What can you buy with $5.87? What can you eat for that amount of cash? Well, most fast food value meals are still under $6. And a sandwich from Tim Horton’s is just three dollars. But what if that $5.87 was for an entire day’s meals? Breakfast, lunch and dinner plus maybe a snack?
The Michigan Department of Human Services is “sponsoring” a Food Stamp Challenge this week to bring attention to poverty and hunger in the state and hopefully increase donations to area food banks. About 300 people including Governor Granholm, Lansing Mayor Virg Bernero, automotive execs and a number of regular citizens are participating in the challenge.
The Michigan Food Stamp Challenge encourages people to spend just $29.35 for food per person in a five-day period, equivalent to the maximum amount a Michigan resident who has no income might receive in food assistance benefits. The minimum amount of benefits is $14 a month with the average benefit being about $100 a month.
Half the recipients of food stamps in Michigan are children. With the slowing economy. Okay, I’ll say it. With the economy in a recession, more people will file for food stamps in the near future. Especially as home heating bills come in. Did you know that the poverty level income for a family of four is just 21,000 dollars?
One of the comments I read about the Challenge came from Governer Granholm. She said she bought a lot of mac n’ cheese for this week. Don’t get me wrong, mac n’ cheese or ramen noodles are a good way to stretch out your dollar. I certainly ate more than my fair share of ramen in college. But healthy? Not so much. Besides being high in sodium and processed food chemicals, these are not well-balanced meals. Where is the protein? Where are the vegetables?
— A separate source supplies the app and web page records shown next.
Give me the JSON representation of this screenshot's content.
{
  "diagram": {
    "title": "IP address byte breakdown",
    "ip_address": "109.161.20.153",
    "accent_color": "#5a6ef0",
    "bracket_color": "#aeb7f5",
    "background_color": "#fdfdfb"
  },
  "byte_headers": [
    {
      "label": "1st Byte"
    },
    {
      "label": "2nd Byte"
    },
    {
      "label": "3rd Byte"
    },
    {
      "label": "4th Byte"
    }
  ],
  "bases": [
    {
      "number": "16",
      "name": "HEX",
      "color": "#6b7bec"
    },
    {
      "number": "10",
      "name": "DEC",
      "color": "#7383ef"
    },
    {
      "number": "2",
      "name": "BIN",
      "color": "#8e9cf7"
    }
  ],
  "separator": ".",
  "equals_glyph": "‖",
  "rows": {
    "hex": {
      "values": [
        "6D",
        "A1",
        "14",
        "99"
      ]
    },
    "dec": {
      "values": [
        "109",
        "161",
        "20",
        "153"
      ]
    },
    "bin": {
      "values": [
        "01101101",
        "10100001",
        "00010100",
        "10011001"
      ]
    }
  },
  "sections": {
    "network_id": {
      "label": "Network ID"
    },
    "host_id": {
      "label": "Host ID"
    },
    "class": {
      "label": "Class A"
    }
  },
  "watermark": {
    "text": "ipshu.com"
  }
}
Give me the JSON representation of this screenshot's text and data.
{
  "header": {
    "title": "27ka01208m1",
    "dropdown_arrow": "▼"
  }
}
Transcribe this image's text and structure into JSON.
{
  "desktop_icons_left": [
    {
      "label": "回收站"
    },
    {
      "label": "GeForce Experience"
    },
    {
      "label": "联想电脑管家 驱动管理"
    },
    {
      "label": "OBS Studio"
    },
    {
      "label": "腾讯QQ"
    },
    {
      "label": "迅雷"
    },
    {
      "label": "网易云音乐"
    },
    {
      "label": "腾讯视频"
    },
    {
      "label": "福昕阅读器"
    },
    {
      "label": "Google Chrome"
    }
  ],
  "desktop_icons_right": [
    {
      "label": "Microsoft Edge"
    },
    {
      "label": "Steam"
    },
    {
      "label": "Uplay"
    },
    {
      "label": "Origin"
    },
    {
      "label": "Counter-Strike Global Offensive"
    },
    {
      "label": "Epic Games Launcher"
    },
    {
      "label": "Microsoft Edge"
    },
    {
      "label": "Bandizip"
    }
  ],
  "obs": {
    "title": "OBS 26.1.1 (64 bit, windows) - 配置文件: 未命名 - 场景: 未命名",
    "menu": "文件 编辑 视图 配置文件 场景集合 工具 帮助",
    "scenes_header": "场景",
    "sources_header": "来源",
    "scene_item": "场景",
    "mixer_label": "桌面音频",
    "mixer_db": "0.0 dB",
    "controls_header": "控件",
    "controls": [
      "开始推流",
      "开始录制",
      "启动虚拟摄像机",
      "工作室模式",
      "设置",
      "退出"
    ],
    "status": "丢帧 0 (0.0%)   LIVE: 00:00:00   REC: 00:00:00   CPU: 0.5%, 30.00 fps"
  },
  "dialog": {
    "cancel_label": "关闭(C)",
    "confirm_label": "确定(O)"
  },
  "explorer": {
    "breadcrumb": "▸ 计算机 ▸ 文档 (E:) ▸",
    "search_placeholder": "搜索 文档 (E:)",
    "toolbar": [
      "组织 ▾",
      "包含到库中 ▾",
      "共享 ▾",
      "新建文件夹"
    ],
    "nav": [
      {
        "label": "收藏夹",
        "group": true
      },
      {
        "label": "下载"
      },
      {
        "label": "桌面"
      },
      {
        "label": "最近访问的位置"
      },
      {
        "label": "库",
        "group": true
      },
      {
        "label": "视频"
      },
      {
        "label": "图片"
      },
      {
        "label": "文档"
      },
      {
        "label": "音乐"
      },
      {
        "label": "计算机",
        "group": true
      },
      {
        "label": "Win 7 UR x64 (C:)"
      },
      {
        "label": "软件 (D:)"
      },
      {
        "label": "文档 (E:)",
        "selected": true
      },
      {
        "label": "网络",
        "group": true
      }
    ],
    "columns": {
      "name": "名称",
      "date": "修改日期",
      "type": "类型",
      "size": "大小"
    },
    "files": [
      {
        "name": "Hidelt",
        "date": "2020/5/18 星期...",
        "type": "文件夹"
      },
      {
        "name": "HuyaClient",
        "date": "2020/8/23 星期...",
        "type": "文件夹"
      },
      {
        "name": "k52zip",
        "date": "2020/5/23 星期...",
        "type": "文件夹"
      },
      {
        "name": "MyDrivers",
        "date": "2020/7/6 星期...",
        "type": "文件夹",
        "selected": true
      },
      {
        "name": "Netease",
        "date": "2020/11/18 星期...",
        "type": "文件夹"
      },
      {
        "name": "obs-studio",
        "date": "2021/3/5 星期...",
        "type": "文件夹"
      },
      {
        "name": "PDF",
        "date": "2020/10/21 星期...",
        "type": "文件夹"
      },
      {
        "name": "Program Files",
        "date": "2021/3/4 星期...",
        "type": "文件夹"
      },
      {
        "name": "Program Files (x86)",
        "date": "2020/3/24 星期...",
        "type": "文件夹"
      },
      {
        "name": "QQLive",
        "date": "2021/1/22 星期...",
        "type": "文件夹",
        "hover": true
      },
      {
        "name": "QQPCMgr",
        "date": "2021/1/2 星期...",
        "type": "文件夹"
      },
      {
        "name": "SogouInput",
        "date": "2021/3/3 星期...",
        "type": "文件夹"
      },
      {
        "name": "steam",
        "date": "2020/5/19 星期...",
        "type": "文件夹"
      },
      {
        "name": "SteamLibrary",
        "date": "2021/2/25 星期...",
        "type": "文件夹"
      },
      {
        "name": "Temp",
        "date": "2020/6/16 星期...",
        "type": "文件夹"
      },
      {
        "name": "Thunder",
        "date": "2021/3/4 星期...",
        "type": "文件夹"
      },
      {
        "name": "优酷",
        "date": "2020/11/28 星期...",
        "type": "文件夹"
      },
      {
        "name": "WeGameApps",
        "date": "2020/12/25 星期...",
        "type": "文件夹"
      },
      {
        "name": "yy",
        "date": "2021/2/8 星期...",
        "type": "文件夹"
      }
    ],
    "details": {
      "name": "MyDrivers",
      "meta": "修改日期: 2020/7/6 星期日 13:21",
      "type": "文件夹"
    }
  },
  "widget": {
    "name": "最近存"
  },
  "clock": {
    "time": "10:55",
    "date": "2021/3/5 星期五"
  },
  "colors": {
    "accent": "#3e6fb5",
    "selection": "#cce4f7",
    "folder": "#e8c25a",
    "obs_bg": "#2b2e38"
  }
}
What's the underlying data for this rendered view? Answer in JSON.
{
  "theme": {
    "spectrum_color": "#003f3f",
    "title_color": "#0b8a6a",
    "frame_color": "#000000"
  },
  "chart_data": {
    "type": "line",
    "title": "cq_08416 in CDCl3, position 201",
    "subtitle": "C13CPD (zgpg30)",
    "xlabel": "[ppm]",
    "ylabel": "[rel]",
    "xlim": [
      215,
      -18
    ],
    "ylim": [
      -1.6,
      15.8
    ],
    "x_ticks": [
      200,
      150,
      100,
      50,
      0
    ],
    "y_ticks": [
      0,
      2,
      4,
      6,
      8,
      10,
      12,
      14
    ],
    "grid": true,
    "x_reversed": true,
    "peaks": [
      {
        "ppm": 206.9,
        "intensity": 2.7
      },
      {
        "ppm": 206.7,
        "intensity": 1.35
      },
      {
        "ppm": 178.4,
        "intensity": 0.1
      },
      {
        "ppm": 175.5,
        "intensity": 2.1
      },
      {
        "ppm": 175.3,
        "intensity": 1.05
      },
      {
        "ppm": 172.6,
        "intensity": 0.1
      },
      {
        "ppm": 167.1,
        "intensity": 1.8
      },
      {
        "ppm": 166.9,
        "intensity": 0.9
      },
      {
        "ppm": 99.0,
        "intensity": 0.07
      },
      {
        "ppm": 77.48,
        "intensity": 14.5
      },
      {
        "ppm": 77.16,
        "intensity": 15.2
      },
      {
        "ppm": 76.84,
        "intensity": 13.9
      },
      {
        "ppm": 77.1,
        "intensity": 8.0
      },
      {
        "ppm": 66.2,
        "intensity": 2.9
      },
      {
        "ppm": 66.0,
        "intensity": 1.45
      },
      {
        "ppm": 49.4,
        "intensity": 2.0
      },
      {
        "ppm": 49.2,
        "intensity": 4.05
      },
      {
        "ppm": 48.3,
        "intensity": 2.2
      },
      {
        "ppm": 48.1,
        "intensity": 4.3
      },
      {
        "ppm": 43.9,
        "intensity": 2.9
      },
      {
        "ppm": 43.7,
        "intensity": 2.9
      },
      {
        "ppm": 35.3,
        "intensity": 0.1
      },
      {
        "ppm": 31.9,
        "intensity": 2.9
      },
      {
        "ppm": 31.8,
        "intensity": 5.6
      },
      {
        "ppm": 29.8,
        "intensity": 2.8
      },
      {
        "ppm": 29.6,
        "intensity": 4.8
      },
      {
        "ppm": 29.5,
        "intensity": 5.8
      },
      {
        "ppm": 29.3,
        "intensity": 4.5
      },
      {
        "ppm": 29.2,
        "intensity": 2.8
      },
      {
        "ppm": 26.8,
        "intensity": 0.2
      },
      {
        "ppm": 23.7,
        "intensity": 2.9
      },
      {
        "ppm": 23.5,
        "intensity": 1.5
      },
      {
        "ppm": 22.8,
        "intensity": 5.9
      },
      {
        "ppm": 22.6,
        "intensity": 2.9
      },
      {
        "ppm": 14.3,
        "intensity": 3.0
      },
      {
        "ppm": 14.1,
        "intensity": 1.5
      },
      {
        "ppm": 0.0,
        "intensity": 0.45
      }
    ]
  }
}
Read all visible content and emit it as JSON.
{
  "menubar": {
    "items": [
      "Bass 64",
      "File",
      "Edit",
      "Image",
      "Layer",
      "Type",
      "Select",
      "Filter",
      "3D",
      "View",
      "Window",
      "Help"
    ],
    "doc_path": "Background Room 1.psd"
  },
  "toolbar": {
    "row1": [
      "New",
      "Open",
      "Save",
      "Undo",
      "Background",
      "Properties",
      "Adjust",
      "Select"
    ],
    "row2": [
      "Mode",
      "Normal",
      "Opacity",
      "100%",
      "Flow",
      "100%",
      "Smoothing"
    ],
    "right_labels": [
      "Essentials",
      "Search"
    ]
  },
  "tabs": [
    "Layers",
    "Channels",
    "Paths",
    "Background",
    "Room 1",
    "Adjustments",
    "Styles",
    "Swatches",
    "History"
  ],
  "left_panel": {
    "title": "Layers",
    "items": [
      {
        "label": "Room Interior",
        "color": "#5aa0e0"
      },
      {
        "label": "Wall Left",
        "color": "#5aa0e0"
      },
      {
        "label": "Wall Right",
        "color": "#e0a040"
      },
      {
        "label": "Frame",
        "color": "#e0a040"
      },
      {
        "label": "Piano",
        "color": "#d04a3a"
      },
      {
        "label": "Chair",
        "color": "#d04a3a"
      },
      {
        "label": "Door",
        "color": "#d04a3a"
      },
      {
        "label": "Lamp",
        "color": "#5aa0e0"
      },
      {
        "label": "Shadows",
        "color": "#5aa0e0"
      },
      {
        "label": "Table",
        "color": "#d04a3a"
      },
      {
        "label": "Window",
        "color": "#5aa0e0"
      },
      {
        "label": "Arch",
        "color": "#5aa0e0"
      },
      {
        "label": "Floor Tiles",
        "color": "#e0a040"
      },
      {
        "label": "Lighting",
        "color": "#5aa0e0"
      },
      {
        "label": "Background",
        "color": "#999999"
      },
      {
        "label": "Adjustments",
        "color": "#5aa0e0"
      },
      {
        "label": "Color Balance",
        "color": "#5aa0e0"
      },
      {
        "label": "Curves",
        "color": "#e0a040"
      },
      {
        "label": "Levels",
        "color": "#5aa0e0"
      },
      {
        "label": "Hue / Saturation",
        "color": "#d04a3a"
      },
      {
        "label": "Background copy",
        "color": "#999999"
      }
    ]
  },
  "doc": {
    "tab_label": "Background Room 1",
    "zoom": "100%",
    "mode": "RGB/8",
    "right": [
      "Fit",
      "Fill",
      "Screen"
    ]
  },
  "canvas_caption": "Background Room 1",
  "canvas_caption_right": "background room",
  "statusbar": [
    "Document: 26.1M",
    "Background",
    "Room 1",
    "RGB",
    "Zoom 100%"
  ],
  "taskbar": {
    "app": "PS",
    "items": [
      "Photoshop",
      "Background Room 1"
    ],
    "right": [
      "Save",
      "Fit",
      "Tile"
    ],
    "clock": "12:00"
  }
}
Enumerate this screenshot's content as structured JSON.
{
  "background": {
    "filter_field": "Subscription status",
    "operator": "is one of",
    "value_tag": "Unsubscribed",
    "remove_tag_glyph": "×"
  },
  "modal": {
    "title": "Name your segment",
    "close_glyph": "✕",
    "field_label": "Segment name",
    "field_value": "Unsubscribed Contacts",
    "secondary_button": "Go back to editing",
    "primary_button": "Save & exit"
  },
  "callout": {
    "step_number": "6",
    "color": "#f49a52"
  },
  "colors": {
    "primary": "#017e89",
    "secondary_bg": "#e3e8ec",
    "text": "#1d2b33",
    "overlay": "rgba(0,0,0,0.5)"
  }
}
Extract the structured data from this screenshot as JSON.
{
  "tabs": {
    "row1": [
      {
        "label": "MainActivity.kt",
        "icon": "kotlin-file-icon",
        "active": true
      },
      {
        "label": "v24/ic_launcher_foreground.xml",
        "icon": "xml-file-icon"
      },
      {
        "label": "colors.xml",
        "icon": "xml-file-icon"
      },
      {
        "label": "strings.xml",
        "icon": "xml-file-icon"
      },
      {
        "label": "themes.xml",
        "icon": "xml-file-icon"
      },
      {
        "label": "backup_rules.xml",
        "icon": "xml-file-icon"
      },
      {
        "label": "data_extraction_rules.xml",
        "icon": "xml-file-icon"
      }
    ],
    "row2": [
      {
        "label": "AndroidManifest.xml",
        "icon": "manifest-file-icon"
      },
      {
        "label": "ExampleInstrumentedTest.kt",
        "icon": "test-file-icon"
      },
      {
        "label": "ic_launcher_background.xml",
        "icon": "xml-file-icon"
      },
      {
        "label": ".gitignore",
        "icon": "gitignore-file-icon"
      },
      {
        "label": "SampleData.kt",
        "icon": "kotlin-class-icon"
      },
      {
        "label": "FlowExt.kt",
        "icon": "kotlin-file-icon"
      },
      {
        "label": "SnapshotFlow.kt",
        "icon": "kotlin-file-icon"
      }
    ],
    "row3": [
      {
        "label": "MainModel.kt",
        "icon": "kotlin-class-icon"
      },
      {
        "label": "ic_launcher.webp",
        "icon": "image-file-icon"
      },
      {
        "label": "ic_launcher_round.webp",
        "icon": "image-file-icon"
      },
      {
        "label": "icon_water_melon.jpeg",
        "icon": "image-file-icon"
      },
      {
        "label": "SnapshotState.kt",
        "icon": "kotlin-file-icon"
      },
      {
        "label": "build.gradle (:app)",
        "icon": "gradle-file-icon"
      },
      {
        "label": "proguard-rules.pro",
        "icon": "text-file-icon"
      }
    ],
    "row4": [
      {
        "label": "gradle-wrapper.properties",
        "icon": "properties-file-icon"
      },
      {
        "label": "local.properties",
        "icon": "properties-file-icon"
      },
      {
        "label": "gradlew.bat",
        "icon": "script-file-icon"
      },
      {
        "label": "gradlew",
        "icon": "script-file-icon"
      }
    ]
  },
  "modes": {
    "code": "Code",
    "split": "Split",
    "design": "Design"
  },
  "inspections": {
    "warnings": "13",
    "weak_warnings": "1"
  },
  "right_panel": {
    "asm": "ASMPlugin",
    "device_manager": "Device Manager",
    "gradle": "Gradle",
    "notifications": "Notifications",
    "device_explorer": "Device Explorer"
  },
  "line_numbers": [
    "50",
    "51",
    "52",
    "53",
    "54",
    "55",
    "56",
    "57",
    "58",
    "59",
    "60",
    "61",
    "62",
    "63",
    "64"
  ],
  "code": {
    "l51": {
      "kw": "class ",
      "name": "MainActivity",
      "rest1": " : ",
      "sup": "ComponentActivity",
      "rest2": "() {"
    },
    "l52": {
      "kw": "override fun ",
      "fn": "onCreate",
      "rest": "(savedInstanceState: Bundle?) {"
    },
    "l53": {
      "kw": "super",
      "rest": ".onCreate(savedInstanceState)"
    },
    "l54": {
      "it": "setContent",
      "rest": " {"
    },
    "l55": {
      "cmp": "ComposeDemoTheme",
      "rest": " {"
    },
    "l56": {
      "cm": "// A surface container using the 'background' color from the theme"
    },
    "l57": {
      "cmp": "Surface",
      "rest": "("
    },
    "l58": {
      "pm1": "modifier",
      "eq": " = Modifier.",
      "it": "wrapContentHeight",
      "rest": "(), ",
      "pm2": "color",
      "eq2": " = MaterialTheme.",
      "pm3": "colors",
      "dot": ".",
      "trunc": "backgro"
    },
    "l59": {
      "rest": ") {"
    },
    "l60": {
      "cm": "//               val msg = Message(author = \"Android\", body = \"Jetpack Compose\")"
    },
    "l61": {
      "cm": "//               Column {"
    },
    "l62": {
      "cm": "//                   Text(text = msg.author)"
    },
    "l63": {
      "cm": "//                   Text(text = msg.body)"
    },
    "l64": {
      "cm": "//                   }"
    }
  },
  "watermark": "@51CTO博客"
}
The reality is that many families receiving food stamps can’t afford to buy a large selection of fruits, vegetables and meat. Whole foods cost more.
Michigan has this really great program called Project Fresh. It provides coupons to at-risk persons to buy fresh locally grown produce at Farmers Markets. I completely 100% agree that this is a wonderful program. Too bad only women and children in the WIC program are eligible. In 2005, that was 38,000 Michigan residents. And only 70% of the coupons were redeemed. More than 1.3 million residents get some level of food stamp assistance. Wouldn’t it be wonderful if those people were being educated on the importance of a well-balanced nutritionally dense diet? Wouldn’t it be wonderful if those people could redeem food stamps at the farmer’s market?
The reality is, how does someone who can barely afford to eat choose a one or two apples over 6 boxes of mac n’ cheese for $2.00?
What happens to the kid that only eats pasta and cheese with artificial coloring and flavorings and chemicals galore? If he’s missing vitamins and minerals vital to brain development, how is supposed to excel in school? If she’s hungry because there was no milk or cereal at home this morning, how can she concentrate on her biology quiz? Poor nutrition has a serious impact on education and the ability to learn. Kid grows up lagging behind and malnourished then 15 years later Bill Gates is on TV complaining that he can’t find qualified candidates for technical jobs without going overseas.
Hunger in America pisses me off. I know many people have made poor choices or found themselves in horrible positions through no fault of their own. Some people are starving but refuse to accept help. I can’t fix everything. But US food supply is large enough to feed every American two times over. And that’s presuming the average adult American eats 2100 calories a day. There is no reason on earth why a child should ever be starving in this country.
What to do?
Encourage families to grow their own food crops either at home or through a Community Garden Project.
Earthworks thru Capuchin Soup Kitchen
In Ann Arbor
More Detroit options
Lansing’s Garden Project by the Lansing Food Bank
Donate money and goods to the local food bank/pantry, soup kitchen:
MidMichigan Food Bank
Lansing Food Bank
Find a Food Bank thru Feeding America (formerly America’s 2nd Harvest)
Other ways to contribute:
- Set aside a portion of your home garden for Grow a Row a national program that encourages gardeners to grow extra produce for donation, usually through your local Farmer’s Market.
- Even if you aren’t trying, you might end up with extra tomatoes or zucchini, etc., in your garden. Contact your local food bank to donate the veggies.
- Give the Food Stamp Challenge a try. Spending a day or two in the shoes of someone less fortunate can be an invaluable lesson.
- Encourage Congress and the legislatures to incorporate nutritional counseling and cost-cutting tips in to new Food Stamp Rules and to make it easier for recipients to buy fresh healthy whole foods instead of processed garbage.
- Get educated on hunger in America through sites like FRAC, Bread for the World and the 2006 Hunger Study (sponsored by Altria of all companies).
I’m sure there are other things too. Remember all the times your parents said “Clean your plate. Think of the starving kids in China, Africa, India?” Those kids are still starving but so are children in this country.
*Today is Blog Action Day and this year’s subject is Poverty. I had started writing this post yesterday, not knowing a thing about Blog Action Day. When I discovered the event, I hurried up the writing of this post as it could not be more appropriate.